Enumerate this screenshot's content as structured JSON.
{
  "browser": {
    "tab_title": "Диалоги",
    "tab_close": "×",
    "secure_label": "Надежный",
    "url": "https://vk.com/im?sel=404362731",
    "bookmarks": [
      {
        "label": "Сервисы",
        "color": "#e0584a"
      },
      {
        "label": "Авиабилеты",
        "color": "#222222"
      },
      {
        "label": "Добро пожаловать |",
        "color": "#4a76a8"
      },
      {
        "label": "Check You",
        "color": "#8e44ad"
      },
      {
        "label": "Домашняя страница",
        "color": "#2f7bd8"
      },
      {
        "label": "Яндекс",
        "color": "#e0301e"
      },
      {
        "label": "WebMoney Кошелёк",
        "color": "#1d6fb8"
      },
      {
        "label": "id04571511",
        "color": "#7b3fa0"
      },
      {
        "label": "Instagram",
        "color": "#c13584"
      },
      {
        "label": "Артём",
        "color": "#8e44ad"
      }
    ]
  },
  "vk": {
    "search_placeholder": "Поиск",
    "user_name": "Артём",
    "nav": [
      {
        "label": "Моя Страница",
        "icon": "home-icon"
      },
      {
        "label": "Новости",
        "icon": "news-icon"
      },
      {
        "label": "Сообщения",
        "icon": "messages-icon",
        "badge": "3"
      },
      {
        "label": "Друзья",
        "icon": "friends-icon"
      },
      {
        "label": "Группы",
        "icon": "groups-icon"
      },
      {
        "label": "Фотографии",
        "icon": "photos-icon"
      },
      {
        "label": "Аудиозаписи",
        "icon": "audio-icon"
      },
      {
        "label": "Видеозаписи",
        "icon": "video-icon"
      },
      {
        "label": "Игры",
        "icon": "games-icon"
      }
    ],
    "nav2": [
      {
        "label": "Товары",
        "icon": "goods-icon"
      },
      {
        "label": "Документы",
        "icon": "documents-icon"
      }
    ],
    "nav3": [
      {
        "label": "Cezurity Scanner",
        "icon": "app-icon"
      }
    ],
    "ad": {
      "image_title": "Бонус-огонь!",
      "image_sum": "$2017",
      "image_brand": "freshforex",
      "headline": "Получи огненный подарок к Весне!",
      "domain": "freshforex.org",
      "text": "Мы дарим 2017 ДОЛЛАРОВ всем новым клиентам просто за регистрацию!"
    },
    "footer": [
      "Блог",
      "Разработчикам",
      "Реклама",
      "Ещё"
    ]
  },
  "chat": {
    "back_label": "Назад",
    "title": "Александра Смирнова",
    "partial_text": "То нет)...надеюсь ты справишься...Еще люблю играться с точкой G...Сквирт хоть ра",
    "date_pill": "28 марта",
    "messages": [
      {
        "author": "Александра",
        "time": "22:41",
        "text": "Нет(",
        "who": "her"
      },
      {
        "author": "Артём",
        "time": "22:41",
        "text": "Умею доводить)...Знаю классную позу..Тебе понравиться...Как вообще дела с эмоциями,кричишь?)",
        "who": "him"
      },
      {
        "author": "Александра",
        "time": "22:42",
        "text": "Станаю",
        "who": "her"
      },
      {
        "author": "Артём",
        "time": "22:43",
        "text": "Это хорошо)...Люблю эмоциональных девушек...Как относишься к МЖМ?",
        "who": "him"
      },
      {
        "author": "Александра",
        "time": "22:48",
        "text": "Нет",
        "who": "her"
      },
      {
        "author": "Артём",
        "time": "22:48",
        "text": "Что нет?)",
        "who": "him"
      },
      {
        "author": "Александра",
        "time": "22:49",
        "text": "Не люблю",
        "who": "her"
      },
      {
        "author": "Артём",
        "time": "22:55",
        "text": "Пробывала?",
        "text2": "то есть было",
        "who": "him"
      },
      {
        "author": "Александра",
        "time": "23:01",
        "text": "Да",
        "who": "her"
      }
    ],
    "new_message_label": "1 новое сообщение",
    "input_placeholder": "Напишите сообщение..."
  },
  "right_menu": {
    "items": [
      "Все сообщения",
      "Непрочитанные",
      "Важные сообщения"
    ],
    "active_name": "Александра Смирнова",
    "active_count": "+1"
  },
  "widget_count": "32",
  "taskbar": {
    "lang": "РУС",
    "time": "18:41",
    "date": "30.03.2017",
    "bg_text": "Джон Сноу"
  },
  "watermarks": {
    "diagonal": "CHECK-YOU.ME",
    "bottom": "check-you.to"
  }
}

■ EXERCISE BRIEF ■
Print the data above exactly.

■ ANSWER BELOW ■
Enumerate this screenshot's content as structured JSON.
{
  "browser": {
    "tab_title": "Диалоги",
    "tab_close": "×",
    "secure_label": "Надежный",
    "url": "https://vk.com/im?sel=404362731",
    "bookmarks": [
      {
        "label": "Сервисы",
        "color": "#e0584a"
      },
      {
        "label": "Авиабилеты",
        "color": "#222222"
      },
      {
        "label": "Добро пожаловать |",
        "color": "#4a76a8"
      },
      {
        "label": "Check You",
        "color": "#8e44ad"
      },
      {
        "label": "Домашняя страница",
        "color": "#2f7bd8"
      },
      {
        "label": "Яндекс",
        "color": "#e0301e"
      },
      {
        "label": "WebMoney Кошелёк",
        "color": "#1d6fb8"
      },
      {
        "label": "id04571511",
        "color": "#7b3fa0"
      },
      {
        "label": "Instagram",
        "color": "#c13584"
      },
      {
        "label": "Артём",
        "color": "#8e44ad"
      }
    ]
  },
  "vk": {
    "search_placeholder": "Поиск",
    "user_name": "Артём",
    "nav": [
      {
        "label": "Моя Страница",
        "icon": "home-icon"
      },
      {
        "label": "Новости",
        "icon": "news-icon"
      },
      {
        "label": "Сообщения",
        "icon": "messages-icon",
        "badge": "3"
      },
      {
        "label": "Друзья",
        "icon": "friends-icon"
      },
      {
        "label": "Группы",
        "icon": "groups-icon"
      },
      {
        "label": "Фотографии",
        "icon": "photos-icon"
      },
      {
        "label": "Аудиозаписи",
        "icon": "audio-icon"
      },
      {
        "label": "Видеозаписи",
        "icon": "video-icon"
      },
      {
        "label": "Игры",
        "icon": "games-icon"
      }
    ],
    "nav2": [
      {
        "label": "Товары",
        "icon": "goods-icon"
      },
      {
        "label": "Документы",
        "icon": "documents-icon"
      }
    ],
    "nav3": [
      {
        "label": "Cezurity Scanner",
        "icon": "app-icon"
      }
    ],
    "ad": {
      "image_title": "Бонус-огонь!",
      "image_sum": "$2017",
      "image_brand": "freshforex",
      "headline": "Получи огненный подарок к Весне!",
      "domain": "freshforex.org",
      "text": "Мы дарим 2017 ДОЛЛАРОВ всем новым клиентам просто за регистрацию!"
    },
    "footer": [
      "Блог",
      "Разработчикам",
      "Реклама",
      "Ещё"
    ]
  },
  "chat": {
    "back_label": "Назад",
    "title": "Александра Смирнова",
    "partial_text": "То нет)...надеюсь ты справишься...Еще люблю играться с точкой G...Сквирт хоть ра",
    "date_pill": "28 марта",
    "messages": [
      {
        "author": "Александра",
        "time": "22:41",
        "text": "Нет(",
        "who": "her"
      },
      {
        "author": "Артём",
        "time": "22:41",
        "text": "Умею доводить)...Знаю классную позу..Тебе понравиться...Как вообще дела с эмоциями,кричишь?)",
        "who": "him"
      },
      {
        "author": "Александра",
        "time": "22:42",
        "text": "Станаю",
        "who": "her"
      },
      {
        "author": "Артём",
        "time": "22:43",
        "text": "Это хорошо)...Люблю эмоциональных девушек...Как относишься к МЖМ?",
        "who": "him"
      },
      {
        "author": "Александра",
        "time": "22:48",
        "text": "Нет",
        "who": "her"
      },
      {
        "author": "Артём",
        "time": "22:48",
        "text": "Что нет?)",
        "who": "him"
      },
      {
        "author": "Александра",
        "time": "22:49",
        "text": "Не люблю",
        "who": "her"
      },
      {
        "author": "Артём",
        "time": "22:55",
        "text": "Пробывала?",
        "text2": "то есть было",
        "who": "him"
      },
      {
        "author": "Александра",
        "time": "23:01",
        "text": "Да",
        "who": "her"
      }
    ],
    "new_message_label": "1 новое сообщение",
    "input_placeholder": "Напишите сообщение..."
  },
  "right_menu": {
    "items": [
      "Все сообщения",
      "Непрочитанные",
      "Важные сообщения"
    ],
    "active_name": "Александра Смирнова",
    "active_count": "+1"
  },
  "widget_count": "32",
  "taskbar": {
    "lang": "РУС",
    "time": "18:41",
    "date": "30.03.2017",
    "bg_text": "Джон Сноу"
  },
  "watermarks": {
    "diagonal": "CHECK-YOU.ME",
    "bottom": "check-you.to"
  }
}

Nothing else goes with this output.